*Description of the task:* The response must consist of the records below, copied exactly.

*Exercise data:*
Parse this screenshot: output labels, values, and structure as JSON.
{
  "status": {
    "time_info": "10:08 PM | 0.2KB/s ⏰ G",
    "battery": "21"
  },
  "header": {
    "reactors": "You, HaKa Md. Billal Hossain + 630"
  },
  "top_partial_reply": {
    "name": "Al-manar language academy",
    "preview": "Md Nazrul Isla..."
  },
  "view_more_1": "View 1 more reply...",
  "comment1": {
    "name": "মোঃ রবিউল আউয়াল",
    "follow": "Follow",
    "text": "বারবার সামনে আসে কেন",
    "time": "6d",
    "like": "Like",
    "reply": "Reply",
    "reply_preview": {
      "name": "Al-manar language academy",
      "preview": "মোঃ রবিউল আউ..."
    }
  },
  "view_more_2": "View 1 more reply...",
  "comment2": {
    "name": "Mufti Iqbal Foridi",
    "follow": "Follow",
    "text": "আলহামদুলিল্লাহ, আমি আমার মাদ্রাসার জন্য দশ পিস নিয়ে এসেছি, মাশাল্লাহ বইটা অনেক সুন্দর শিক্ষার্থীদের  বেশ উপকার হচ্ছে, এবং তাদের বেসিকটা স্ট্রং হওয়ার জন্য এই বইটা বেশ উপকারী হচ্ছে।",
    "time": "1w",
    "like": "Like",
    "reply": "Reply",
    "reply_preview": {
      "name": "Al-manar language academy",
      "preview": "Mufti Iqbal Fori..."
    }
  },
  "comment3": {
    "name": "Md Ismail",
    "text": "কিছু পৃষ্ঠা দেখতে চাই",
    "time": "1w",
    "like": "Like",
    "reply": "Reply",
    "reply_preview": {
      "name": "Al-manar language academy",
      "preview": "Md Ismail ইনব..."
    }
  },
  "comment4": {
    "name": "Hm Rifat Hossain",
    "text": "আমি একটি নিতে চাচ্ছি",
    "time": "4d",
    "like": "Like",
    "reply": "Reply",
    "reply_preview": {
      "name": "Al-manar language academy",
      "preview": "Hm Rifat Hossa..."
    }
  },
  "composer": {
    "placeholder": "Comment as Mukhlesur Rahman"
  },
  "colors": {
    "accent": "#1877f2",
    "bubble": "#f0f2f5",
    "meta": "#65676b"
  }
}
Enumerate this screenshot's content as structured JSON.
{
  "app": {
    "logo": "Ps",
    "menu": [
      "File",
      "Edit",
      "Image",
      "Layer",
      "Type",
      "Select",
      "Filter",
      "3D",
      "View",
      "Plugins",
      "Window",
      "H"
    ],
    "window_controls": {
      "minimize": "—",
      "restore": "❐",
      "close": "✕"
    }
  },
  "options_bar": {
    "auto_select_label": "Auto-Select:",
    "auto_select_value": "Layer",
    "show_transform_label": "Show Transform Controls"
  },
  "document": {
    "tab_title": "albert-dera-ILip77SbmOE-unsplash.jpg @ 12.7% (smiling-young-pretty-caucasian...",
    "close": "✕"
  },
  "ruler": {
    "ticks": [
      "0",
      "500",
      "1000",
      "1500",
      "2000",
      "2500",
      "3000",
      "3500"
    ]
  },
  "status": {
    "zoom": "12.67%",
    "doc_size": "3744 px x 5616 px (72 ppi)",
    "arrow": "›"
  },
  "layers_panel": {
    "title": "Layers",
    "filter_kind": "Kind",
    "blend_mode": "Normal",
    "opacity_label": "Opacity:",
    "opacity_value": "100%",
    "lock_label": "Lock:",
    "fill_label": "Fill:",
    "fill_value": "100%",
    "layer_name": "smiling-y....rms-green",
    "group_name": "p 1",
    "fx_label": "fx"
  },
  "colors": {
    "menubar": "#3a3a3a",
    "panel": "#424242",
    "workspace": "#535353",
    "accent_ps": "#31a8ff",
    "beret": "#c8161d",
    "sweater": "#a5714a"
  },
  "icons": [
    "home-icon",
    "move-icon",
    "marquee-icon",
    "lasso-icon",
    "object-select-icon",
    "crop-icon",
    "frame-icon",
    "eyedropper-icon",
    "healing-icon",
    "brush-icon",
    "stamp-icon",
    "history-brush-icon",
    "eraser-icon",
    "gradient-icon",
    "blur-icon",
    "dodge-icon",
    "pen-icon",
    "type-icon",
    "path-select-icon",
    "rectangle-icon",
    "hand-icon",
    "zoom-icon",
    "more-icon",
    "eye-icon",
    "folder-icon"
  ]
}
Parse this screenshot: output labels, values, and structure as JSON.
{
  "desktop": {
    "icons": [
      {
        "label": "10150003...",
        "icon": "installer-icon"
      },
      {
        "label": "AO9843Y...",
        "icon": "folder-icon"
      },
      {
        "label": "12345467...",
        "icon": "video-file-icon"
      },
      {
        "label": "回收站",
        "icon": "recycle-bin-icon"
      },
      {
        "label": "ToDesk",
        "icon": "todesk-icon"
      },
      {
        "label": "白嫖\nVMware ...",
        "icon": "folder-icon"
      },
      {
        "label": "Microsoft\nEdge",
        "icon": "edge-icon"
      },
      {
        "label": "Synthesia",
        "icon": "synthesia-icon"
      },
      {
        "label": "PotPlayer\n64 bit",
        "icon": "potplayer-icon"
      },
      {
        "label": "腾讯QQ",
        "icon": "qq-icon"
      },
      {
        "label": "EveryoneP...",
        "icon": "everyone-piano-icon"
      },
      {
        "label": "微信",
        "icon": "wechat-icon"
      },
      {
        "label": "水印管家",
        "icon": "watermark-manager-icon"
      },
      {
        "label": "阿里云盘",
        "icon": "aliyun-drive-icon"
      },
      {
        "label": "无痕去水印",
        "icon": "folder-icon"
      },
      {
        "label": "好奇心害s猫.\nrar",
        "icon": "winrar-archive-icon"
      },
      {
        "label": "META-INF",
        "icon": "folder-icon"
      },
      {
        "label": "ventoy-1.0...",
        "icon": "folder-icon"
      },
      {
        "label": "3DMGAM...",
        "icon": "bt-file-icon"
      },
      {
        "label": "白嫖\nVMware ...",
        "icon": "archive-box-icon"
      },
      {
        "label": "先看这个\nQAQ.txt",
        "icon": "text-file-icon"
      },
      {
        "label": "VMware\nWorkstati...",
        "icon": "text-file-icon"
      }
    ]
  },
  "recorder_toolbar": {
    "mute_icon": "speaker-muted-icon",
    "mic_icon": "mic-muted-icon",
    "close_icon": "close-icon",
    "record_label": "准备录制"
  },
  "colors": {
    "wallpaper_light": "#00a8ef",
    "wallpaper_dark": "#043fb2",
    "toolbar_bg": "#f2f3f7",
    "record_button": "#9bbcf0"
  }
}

*Your solution:*
Parse this screenshot: output labels, values, and structure as JSON.
{
  "status": {
    "time_info": "10:08 PM | 0.2KB/s ⏰ G",
    "battery": "21"
  },
  "header": {
    "reactors": "You, HaKa Md. Billal Hossain + 630"
  },
  "top_partial_reply": {
    "name": "Al-manar language academy",
    "preview": "Md Nazrul Isla..."
  },
  "view_more_1": "View 1 more reply...",
  "comment1": {
    "name": "মোঃ রবিউল আউয়াল",
    "follow": "Follow",
    "text": "বারবার সামনে আসে কেন",
    "time": "6d",
    "like": "Like",
    "reply": "Reply",
    "reply_preview": {
      "name": "Al-manar language academy",
      "preview": "মোঃ রবিউল আউ..."
    }
  },
  "view_more_2": "View 1 more reply...",
  "comment2": {
    "name": "Mufti Iqbal Foridi",
    "follow": "Follow",
    "text": "আলহামদুলিল্লাহ, আমি আমার মাদ্রাসার জন্য দশ পিস নিয়ে এসেছি, মাশাল্লাহ বইটা অনেক সুন্দর শিক্ষার্থীদের  বেশ উপকার হচ্ছে, এবং তাদের বেসিকটা স্ট্রং হওয়ার জন্য এই বইটা বেশ উপকারী হচ্ছে।",
    "time": "1w",
    "like": "Like",
    "reply": "Reply",
    "reply_preview": {
      "name": "Al-manar language academy",
      "preview": "Mufti Iqbal Fori..."
    }
  },
  "comment3": {
    "name": "Md Ismail",
    "text": "কিছু পৃষ্ঠা দেখতে চাই",
    "time": "1w",
    "like": "Like",
    "reply": "Reply",
    "reply_preview": {
      "name": "Al-manar language academy",
      "preview": "Md Ismail ইনব..."
    }
  },
  "comment4": {
    "name": "Hm Rifat Hossain",
    "text": "আমি একটি নিতে চাচ্ছি",
    "time": "4d",
    "like": "Like",
    "reply": "Reply",
    "reply_preview": {
      "name": "Al-manar language academy",
      "preview": "Hm Rifat Hossa..."
    }
  },
  "composer": {
    "placeholder": "Comment as Mukhlesur Rahman"
  },
  "colors": {
    "accent": "#1877f2",
    "bubble": "#f0f2f5",
    "meta": "#65676b"
  }
}
Enumerate this screenshot's content as structured JSON.
{
  "app": {
    "logo": "Ps",
    "menu": [
      "File",
      "Edit",
      "Image",
      "Layer",
      "Type",
      "Select",
      "Filter",
      "3D",
      "View",
      "Plugins",
      "Window",
      "H"
    ],
    "window_controls": {
      "minimize": "—",
      "restore": "❐",
      "close": "✕"
    }
  },
  "options_bar": {
    "auto_select_label": "Auto-Select:",
    "auto_select_value": "Layer",
    "show_transform_label": "Show Transform Controls"
  },
  "document": {
    "tab_title": "albert-dera-ILip77SbmOE-unsplash.jpg @ 12.7% (smiling-young-pretty-caucasian...",
    "close": "✕"
  },
  "ruler": {
    "ticks": [
      "0",
      "500",
      "1000",
      "1500",
      "2000",
      "2500",
      "3000",
      "3500"
    ]
  },
  "status": {
    "zoom": "12.67%",
    "doc_size": "3744 px x 5616 px (72 ppi)",
    "arrow": "›"
  },
  "layers_panel": {
    "title": "Layers",
    "filter_kind": "Kind",
    "blend_mode": "Normal",
    "opacity_label": "Opacity:",
    "opacity_value": "100%",
    "lock_label": "Lock:",
    "fill_label": "Fill:",
    "fill_value": "100%",
    "layer_name": "smiling-y....rms-green",
    "group_name": "p 1",
    "fx_label": "fx"
  },
  "colors": {
    "menubar": "#3a3a3a",
    "panel": "#424242",
    "workspace": "#535353",
    "accent_ps": "#31a8ff",
    "beret": "#c8161d",
    "sweater": "#a5714a"
  },
  "icons": [
    "home-icon",
    "move-icon",
    "marquee-icon",
    "lasso-icon",
    "object-select-icon",
    "crop-icon",
    "frame-icon",
    "eyedropper-icon",
    "healing-icon",
    "brush-icon",
    "stamp-icon",
    "history-brush-icon",
    "eraser-icon",
    "gradient-icon",
    "blur-icon",
    "dodge-icon",
    "pen-icon",
    "type-icon",
    "path-select-icon",
    "rectangle-icon",
    "hand-icon",
    "zoom-icon",
    "more-icon",
    "eye-icon",
    "folder-icon"
  ]
}
Parse this screenshot: output labels, values, and structure as JSON.
{
  "desktop": {
    "icons": [
      {
        "label": "10150003...",
        "icon": "installer-icon"
      },
      {
        "label": "AO9843Y...",
        "icon": "folder-icon"
      },
      {
        "label": "12345467...",
        "icon": "video-file-icon"
      },
      {
        "label": "回收站",
        "icon": "recycle-bin-icon"
      },
      {
        "label": "ToDesk",
        "icon": "todesk-icon"
      },
      {
        "label": "白嫖\nVMware ...",
        "icon": "folder-icon"
      },
      {
        "label": "Microsoft\nEdge",
        "icon": "edge-icon"
      },
      {
        "label": "Synthesia",
        "icon": "synthesia-icon"
      },
      {
        "label": "PotPlayer\n64 bit",
        "icon": "potplayer-icon"
      },
      {
        "label": "腾讯QQ",
        "icon": "qq-icon"
      },
      {
        "label": "EveryoneP...",
        "icon": "everyone-piano-icon"
      },
      {
        "label": "微信",
        "icon": "wechat-icon"
      },
      {
        "label": "水印管家",
        "icon": "watermark-manager-icon"
      },
      {
        "label": "阿里云盘",
        "icon": "aliyun-drive-icon"
      },
      {
        "label": "无痕去水印",
        "icon": "folder-icon"
      },
      {
        "label": "好奇心害s猫.\nrar",
        "icon": "winrar-archive-icon"
      },
      {
        "label": "META-INF",
        "icon": "folder-icon"
      },
      {
        "label": "ventoy-1.0...",
        "icon": "folder-icon"
      },
      {
        "label": "3DMGAM...",
        "icon": "bt-file-icon"
      },
      {
        "label": "白嫖\nVMware ...",
        "icon": "archive-box-icon"
      },
      {
        "label": "先看这个\nQAQ.txt",
        "icon": "text-file-icon"
      },
      {
        "label": "VMware\nWorkstati...",
        "icon": "text-file-icon"
      }
    ]
  },
  "recorder_toolbar": {
    "mute_icon": "speaker-muted-icon",
    "mic_icon": "mic-muted-icon",
    "close_icon": "close-icon",
    "record_label": "准备录制"
  },
  "colors": {
    "wallpaper_light": "#00a8ef",
    "wallpaper_dark": "#043fb2",
    "toolbar_bg": "#f2f3f7",
    "record_button": "#9bbcf0"
  }
}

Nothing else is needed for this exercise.